You are at dinner with some friends. You are enjoying your meal and the time has come to pay. None of you have cash. Now, you all stare at each other, curious as to which of you is going to volunteer to pay the check and hopefully get paid back by the rest of your party.

This common awkward situation is no longer an issue with the slew of reliable mobile peer-to-peer payment options available. Recently, popular photo sharing app Snapchat announced that it has added “Snapcash,” a payment feature that allows you to pay your friends through the app. The company announcement came via “snap” to all of its users, in a video that looked straight out of the 1930s, with over the top costumes and no shortage of glamour. This was a great way for the company to announce its new features—by using its own product.

With that being said, there are a lot of people who are very cautious about typing their debit card information into an app that earlier this year had a security breach where user’s pictures were being stolen via third party apps. It will be interesting to see if the Snapchat brand can gain the trust of its many current and future users. The Snapcash feature is backed by Square Cash, an app released by Square, a reputable leader in the mobile payment market.

This is just the latest way to pay people you know by using your phone. It’s safe to say I am slightly obsessed with Snapchat, but there are many other apps people can use to pay their friends for anything from pizza to rent. Other companies have taken advantage of this mobile payment trend, including eBay with its Venmo app and Google’s payment option through Gmail. Convenience and mobility go hand-in-hand and offering mobile-friendly solutions will help companies become even more successful.

What’s most exciting about Snapchat’s latest announcement is how it seems to be the first time an existing social media app has allowed peer-to-peer payments. Other apps, such as Venmo, attempt to create a culture based around the payments, where Snapcash is just a feature part of an already insanely popular community.
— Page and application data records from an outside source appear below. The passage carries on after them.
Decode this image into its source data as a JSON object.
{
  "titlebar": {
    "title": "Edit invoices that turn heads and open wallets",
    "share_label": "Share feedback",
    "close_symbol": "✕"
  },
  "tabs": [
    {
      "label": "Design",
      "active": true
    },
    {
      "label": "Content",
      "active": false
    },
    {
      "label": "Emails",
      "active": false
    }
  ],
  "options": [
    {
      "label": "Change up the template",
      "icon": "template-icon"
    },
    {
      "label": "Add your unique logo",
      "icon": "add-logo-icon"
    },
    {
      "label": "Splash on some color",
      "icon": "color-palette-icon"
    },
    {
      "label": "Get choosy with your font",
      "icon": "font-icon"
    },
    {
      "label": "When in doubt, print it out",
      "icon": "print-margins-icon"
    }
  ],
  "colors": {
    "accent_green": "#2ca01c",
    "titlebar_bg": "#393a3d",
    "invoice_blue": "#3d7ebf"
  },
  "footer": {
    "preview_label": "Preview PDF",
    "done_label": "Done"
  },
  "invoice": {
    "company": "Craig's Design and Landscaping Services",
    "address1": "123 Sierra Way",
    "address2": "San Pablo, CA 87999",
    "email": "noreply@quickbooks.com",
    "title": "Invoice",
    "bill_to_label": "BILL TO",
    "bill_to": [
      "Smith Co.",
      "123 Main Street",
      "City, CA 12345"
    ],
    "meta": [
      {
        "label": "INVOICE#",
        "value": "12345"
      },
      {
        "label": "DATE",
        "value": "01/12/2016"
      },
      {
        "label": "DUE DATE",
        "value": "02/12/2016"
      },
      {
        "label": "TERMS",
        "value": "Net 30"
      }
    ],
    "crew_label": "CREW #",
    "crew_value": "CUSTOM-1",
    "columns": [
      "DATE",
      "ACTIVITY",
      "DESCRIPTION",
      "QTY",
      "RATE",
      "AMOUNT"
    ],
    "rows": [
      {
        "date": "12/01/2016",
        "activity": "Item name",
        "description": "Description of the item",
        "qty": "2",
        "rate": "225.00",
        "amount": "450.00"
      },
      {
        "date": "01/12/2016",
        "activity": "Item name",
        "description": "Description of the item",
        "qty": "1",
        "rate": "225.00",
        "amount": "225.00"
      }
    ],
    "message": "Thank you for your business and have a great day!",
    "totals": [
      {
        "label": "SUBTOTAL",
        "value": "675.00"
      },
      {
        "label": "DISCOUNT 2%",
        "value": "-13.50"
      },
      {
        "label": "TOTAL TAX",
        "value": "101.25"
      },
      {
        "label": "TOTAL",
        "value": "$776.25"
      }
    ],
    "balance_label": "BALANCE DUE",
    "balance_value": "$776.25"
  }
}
A year ago, Facebook attempted to purchase Snapchat for $3 billion (yes billion with a B). Everyone was surprised that the company would turn down such a gigantic offer, especially since it seemed at the time Snapchat was a one trick pony. It’s exciting to see what a brand can do over the course of a year and I would not be surprised to see Facebook come out with a payment system of its own.

By Brian Simmons, Graphic Designer